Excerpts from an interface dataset
◆ ◆ ◆

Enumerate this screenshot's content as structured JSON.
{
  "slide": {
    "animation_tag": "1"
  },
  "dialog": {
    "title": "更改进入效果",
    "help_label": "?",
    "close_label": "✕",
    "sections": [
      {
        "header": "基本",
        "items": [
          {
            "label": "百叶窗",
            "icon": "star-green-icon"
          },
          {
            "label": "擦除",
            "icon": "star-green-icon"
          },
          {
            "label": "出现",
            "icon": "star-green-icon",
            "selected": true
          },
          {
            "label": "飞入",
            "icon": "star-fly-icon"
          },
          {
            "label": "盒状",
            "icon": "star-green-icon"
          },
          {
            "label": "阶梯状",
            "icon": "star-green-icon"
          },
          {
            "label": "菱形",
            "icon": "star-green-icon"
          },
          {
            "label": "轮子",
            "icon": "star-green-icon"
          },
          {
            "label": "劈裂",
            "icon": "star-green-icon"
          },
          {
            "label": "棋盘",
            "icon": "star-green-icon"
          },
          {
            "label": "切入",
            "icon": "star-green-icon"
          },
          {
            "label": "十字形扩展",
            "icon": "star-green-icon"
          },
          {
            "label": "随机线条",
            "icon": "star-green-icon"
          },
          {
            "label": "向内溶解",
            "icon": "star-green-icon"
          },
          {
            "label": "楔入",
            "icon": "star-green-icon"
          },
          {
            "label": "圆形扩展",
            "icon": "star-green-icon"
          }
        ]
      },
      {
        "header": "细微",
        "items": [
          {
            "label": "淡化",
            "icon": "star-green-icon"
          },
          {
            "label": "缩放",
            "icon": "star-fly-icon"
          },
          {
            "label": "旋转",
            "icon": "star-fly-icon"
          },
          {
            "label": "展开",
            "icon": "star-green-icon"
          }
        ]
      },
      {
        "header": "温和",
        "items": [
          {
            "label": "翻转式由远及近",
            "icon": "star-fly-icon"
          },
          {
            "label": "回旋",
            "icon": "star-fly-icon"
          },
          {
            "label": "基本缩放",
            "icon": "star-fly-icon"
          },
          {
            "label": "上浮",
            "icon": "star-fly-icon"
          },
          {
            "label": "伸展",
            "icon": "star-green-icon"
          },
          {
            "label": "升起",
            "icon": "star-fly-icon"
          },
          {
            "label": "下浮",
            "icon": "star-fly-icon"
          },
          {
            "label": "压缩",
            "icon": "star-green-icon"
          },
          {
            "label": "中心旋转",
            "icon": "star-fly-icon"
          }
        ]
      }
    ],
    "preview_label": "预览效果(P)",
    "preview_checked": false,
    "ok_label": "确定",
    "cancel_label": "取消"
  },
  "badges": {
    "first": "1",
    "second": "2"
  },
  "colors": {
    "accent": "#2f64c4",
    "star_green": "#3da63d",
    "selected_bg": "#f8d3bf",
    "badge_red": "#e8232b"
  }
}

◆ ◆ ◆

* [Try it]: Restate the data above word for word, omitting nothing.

* [Worked solution]:
Enumerate this screenshot's content as structured JSON.
{
  "slide": {
    "animation_tag": "1"
  },
  "dialog": {
    "title": "更改进入效果",
    "help_label": "?",
    "close_label": "✕",
    "sections": [
      {
        "header": "基本",
        "items": [
          {
            "label": "百叶窗",
            "icon": "star-green-icon"
          },
          {
            "label": "擦除",
            "icon": "star-green-icon"
          },
          {
            "label": "出现",
            "icon": "star-green-icon",
            "selected": true
          },
          {
            "label": "飞入",
            "icon": "star-fly-icon"
          },
          {
            "label": "盒状",
            "icon": "star-green-icon"
          },
          {
            "label": "阶梯状",
            "icon": "star-green-icon"
          },
          {
            "label": "菱形",
            "icon": "star-green-icon"
          },
          {
            "label": "轮子",
            "icon": "star-green-icon"
          },
          {
            "label": "劈裂",
            "icon": "star-green-icon"
          },
          {
            "label": "棋盘",
            "icon": "star-green-icon"
          },
          {
            "label": "切入",
            "icon": "star-green-icon"
          },
          {
            "label": "十字形扩展",
            "icon": "star-green-icon"
          },
          {
            "label": "随机线条",
            "icon": "star-green-icon"
          },
          {
            "label": "向内溶解",
            "icon": "star-green-icon"
          },
          {
            "label": "楔入",
            "icon": "star-green-icon"
          },
          {
            "label": "圆形扩展",
            "icon": "star-green-icon"
          }
        ]
      },
      {
        "header": "细微",
        "items": [
          {
            "label": "淡化",
            "icon": "star-green-icon"
          },
          {
            "label": "缩放",
            "icon": "star-fly-icon"
          },
          {
            "label": "旋转",
            "icon": "star-fly-icon"
          },
          {
            "label": "展开",
            "icon": "star-green-icon"
          }
        ]
      },
      {
        "header": "温和",
        "items": [
          {
            "label": "翻转式由远及近",
            "icon": "star-fly-icon"
          },
          {
            "label": "回旋",
            "icon": "star-fly-icon"
          },
          {
            "label": "基本缩放",
            "icon": "star-fly-icon"
          },
          {
            "label": "上浮",
            "icon": "star-fly-icon"
          },
          {
            "label": "伸展",
            "icon": "star-green-icon"
          },
          {
            "label": "升起",
            "icon": "star-fly-icon"
          },
          {
            "label": "下浮",
            "icon": "star-fly-icon"
          },
          {
            "label": "压缩",
            "icon": "star-green-icon"
          },
          {
            "label": "中心旋转",
            "icon": "star-fly-icon"
          }
        ]
      }
    ],
    "preview_label": "预览效果(P)",
    "preview_checked": false,
    "ok_label": "确定",
    "cancel_label": "取消"
  },
  "badges": {
    "first": "1",
    "second": "2"
  },
  "colors": {
    "accent": "#2f64c4",
    "star_green": "#3da63d",
    "selected_bg": "#f8d3bf",
    "badge_red": "#e8232b"
  }
}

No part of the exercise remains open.